As an avid and vibrant outdoorsman, Bob was in his element when he was outside enjoying nature’s diversity.
Survivors include Mary, his wife of 63 years, son Andy, daughter Suzanne, four grandsons and one granddaughter.
In honor of Bob’s wishes, no service is planned; a family gathering will be held at a later date to celebrate Bob’s life.
I had the privilege of working with Bob in my early years with the USGS in Lawrence beginning in 1969. I prepared maps and illustrations and edited manuscripts until my retirement in 2007. I’ll always remember Bob’s dry sense of humor and pride in his children.
My deepest condolences,
Lanna Hentsch Combs
Bob produced a valuable body of publications on the quality and hydrogeology of Kansas water resources. He was at the USGS when I joined the Kansas Geological Survey in the adjoining building to the USGS in 1978. My work is also in the area of water quality and hydrogeology in Kansas, so I found that his studies were references that I would read to understand what was already known. I enjoyed talking with Bob on the several occasions that I met him. I am grateful for his contributions to the knowledge of Kansas water resources.

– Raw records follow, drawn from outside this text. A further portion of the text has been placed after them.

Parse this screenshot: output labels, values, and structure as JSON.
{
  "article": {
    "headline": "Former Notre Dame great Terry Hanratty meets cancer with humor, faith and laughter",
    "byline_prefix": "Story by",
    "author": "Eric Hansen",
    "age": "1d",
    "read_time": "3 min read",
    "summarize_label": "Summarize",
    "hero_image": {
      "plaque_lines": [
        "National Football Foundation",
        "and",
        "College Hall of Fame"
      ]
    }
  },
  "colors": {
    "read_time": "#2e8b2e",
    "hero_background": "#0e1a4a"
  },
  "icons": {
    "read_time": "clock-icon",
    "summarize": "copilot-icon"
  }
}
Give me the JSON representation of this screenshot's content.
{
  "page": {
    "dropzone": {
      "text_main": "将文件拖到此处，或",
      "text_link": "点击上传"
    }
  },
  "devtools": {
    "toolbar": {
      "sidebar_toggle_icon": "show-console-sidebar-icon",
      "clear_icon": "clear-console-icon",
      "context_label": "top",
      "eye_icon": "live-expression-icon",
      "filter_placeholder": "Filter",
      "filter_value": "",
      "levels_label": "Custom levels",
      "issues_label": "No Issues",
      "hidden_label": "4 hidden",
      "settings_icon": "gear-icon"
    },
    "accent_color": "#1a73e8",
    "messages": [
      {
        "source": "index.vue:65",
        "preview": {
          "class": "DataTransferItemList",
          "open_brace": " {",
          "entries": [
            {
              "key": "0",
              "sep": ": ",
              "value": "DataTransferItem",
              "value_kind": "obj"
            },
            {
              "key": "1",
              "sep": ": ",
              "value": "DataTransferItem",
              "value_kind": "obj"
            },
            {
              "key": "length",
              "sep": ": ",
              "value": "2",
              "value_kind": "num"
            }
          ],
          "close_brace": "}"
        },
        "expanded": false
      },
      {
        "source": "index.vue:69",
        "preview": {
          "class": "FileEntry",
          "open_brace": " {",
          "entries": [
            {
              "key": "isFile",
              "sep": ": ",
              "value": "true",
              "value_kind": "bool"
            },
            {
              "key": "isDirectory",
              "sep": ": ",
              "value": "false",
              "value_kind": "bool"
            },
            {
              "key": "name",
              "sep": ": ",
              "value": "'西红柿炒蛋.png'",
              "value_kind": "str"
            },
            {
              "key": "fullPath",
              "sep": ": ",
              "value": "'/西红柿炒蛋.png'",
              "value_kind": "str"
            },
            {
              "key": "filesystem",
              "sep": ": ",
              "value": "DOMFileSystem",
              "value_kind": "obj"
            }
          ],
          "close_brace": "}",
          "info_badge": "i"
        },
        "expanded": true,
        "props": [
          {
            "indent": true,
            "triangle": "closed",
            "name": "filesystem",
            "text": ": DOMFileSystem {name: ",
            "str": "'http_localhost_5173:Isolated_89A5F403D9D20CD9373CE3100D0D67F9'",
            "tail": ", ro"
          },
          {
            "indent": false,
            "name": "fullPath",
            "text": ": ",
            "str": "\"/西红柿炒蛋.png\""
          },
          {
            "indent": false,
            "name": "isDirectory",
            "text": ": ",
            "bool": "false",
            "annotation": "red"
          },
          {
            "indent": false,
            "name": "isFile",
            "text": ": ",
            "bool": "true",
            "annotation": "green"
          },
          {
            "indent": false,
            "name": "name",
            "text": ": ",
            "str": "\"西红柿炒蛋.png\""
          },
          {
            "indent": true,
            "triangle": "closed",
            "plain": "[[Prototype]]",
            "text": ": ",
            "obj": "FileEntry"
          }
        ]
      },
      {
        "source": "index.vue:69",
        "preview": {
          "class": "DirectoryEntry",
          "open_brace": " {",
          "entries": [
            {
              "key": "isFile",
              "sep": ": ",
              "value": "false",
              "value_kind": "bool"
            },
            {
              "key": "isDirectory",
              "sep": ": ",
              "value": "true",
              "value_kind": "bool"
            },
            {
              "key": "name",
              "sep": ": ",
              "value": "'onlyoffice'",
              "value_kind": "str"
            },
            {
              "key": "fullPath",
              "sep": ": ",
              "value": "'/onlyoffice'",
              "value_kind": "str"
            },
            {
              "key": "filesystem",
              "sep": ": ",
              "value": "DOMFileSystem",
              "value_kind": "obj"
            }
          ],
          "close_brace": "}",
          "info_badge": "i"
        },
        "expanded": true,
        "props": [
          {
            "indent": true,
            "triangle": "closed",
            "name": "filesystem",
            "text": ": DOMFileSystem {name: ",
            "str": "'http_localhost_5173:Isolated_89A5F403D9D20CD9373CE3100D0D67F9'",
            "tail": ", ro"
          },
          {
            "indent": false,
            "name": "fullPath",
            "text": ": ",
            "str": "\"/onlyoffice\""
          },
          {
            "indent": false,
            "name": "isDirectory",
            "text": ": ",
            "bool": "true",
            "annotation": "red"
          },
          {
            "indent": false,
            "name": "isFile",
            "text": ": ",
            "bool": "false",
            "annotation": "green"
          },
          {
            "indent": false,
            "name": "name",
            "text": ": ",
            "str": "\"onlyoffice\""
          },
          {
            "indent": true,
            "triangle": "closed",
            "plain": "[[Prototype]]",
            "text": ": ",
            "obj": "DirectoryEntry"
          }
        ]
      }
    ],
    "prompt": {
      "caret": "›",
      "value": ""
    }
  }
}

I am sure you have many special memories of other contributions Bob made. I send my thoughts and prayers to his family and friends in remembering well his rich life, especially for the family gathering to celebrate his life.
My condolences to Mary and the family on Bob’s death.
Bob was my co-worker at the USGS in the 1980s and I visited him & Mary at their beautiful home south of Lawrence, KS several times after that. I enjoyed Bob’s stories about his past experiences (some that are probably better not repeated!) and his views on the world. He was always willing to help and offer advice. Definitely an example of living life to the fullest.
My deepest sympathy